    There are a few limitations in this study. First, some mutation types could not be included in our framework. For example, loss of heterozygosity (LOH) is a common event associated with inactivation of TSGs in many cancer types (Ryland et al., 2015). LOH includes copy-number loss LOH and copy number neutral LOH. In this study, we did not explicitly model LOH events, because we did not have access to the raw data. The model presented could partially integrate LOH events when a somatic inactivation mutation was detected (either a nonsense SNV or a frameshift indel). In such cases, the mutation would be included in the model as either WT_NS_FS mutation type in L1 (it may be considered equivalent to copy-neutral LOH) or Hetlose_NS_FS mutation type in L2 (it may include copy-loss LOH). However, if a mutation was inherited and was not in the somatic mutation calls, we were unable to include it in the model. In addition, if one sample contained multiple NS_FS mu-tations in one TSG, the sample was considered as inactivated only once and would not be assigned a stronger weight, which might underestimate the severity of the inactivation mutations in some cases. Second, the sample-based test or gene-based test likely excluded some candidate TSGs. Some TSGs also function in DNA damage repair (DDR) deficiency, such as BRCA2, ATM, and TP53. Inactivation of these genes may result in increased genomic instability and increased mutation load. The sample-based test matches the mutation load in randomi-zation sets and hence may falsely reject such TSG/DDR genes. This study focused on transcriptomic impact. A more compre-hensive analysis of DDR genes is described in Knijnenburg et al. (2018).
    Third, we only considered genetic events.
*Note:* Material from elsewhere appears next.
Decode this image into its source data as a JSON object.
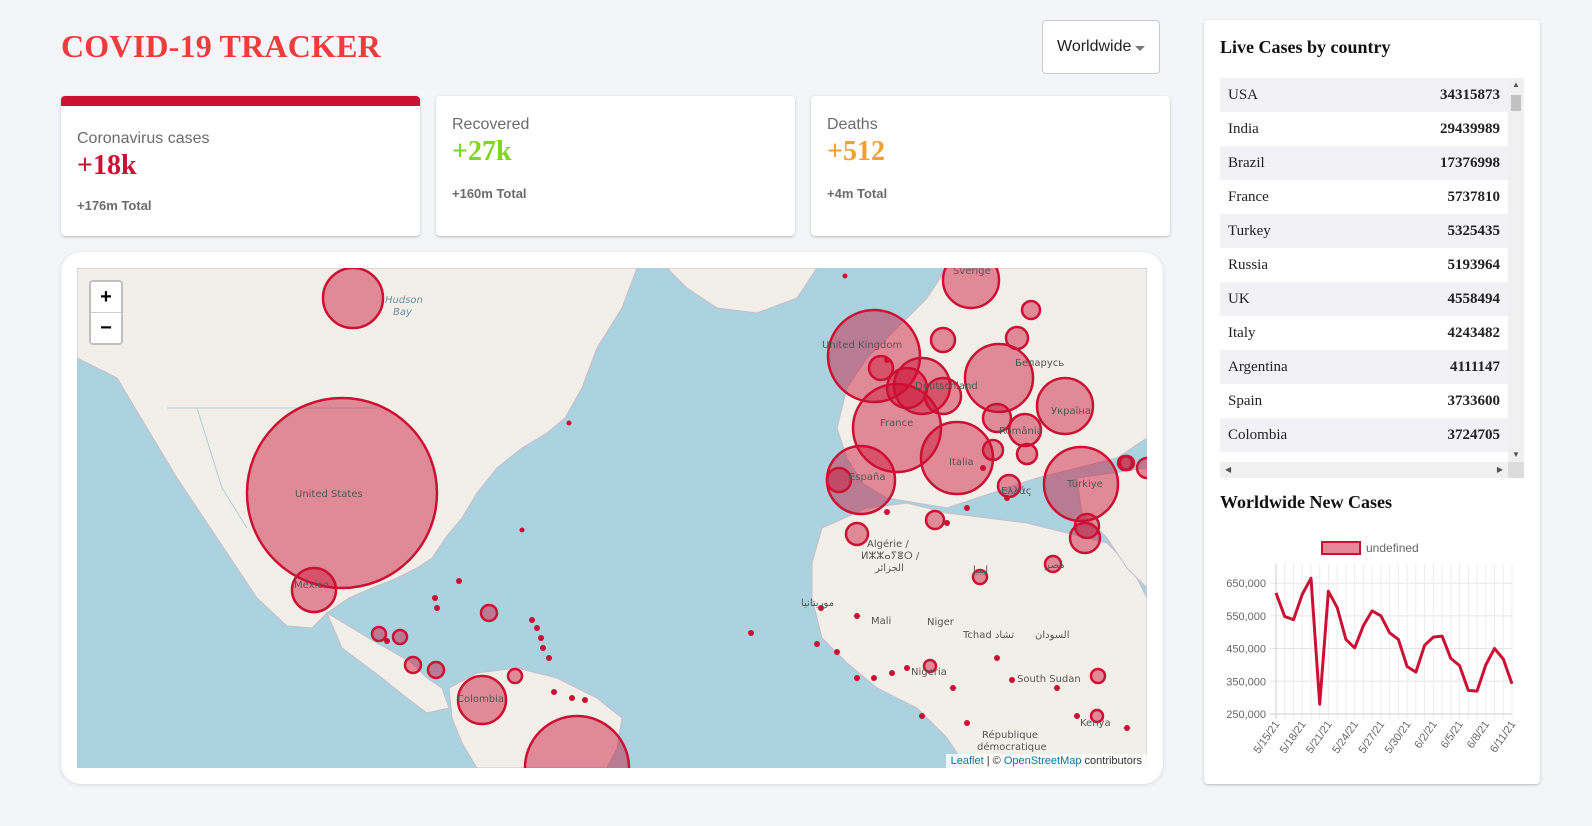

Other mecha-nisms, such as epigenomic inactivation through methylation, post-transcriptional regulation, could lead to inactivation of TSGs. In addition, some TSGs also function as oncogenes in certain cases, such as TP53 and PTEN. Distinguishing which role the TSG plays and whether a mutation leads to activation or inactivation of the TSG remains a challenge for future work. Finally, the task to distinguish the impacts of TSG inactivation event is complicated as shown in the analysis. We examined the transcriptional footprint in the forms of a cis- and a trans-effect, global versus local impacts, lineage versus TSG similarities, and downstream pathways and networks. Future work should investigate other forms of potential impacts, such as mutation load and epigenomic profile.